▸ **HOW TO COMPLETE THIS TASK**
An exact copy of the listing is what the response must contain.

──────── INFORMATION SHOWN ────────

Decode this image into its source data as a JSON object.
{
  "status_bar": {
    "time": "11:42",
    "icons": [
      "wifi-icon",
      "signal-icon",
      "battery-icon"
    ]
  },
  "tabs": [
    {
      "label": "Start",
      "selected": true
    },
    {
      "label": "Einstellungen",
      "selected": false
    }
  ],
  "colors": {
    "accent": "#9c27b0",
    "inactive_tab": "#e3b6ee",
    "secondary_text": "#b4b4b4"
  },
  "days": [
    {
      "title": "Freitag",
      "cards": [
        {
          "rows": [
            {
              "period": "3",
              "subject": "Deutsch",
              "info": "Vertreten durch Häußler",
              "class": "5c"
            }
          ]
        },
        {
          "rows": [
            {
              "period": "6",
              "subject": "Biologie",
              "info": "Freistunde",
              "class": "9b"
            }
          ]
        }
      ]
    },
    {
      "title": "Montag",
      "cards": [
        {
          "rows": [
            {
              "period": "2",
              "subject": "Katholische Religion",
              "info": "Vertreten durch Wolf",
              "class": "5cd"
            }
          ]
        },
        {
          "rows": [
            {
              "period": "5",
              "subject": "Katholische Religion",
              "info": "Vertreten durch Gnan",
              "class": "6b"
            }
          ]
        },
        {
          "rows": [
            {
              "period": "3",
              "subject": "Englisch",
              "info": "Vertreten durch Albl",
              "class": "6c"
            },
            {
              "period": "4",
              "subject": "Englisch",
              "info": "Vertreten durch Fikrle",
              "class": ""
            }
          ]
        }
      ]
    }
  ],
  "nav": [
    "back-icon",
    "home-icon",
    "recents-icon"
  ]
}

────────

▸ **TASK SOLUTION**
Decode this image into its source data as a JSON object.
{
  "status_bar": {
    "time": "11:42",
    "icons": [
      "wifi-icon",
      "signal-icon",
      "battery-icon"
    ]
  },
  "tabs": [
    {
      "label": "Start",
      "selected": true
    },
    {
      "label": "Einstellungen",
      "selected": false
    }
  ],
  "colors": {
    "accent": "#9c27b0",
    "inactive_tab": "#e3b6ee",
    "secondary_text": "#b4b4b4"
  },
  "days": [
    {
      "title": "Freitag",
      "cards": [
        {
          "rows": [
            {
              "period": "3",
              "subject": "Deutsch",
              "info": "Vertreten durch Häußler",
              "class": "5c"
            }
          ]
        },
        {
          "rows": [
            {
              "period": "6",
              "subject": "Biologie",
              "info": "Freistunde",
              "class": "9b"
            }
          ]
        }
      ]
    },
    {
      "title": "Montag",
      "cards": [
        {
          "rows": [
            {
              "period": "2",
              "subject": "Katholische Religion",
              "info": "Vertreten durch Wolf",
              "class": "5cd"
            }
          ]
        },
        {
          "rows": [
            {
              "period": "5",
              "subject": "Katholische Religion",
              "info": "Vertreten durch Gnan",
              "class": "6b"
            }
          ]
        },
        {
          "rows": [
            {
              "period": "3",
              "subject": "Englisch",
              "info": "Vertreten durch Albl",
              "class": "6c"
            },
            {
              "period": "4",
              "subject": "Englisch",
              "info": "Vertreten durch Fikrle",
              "class": ""
            }
          ]
        }
      ]
    }
  ],
  "nav": [
    "back-icon",
    "home-icon",
    "recents-icon"
  ]
}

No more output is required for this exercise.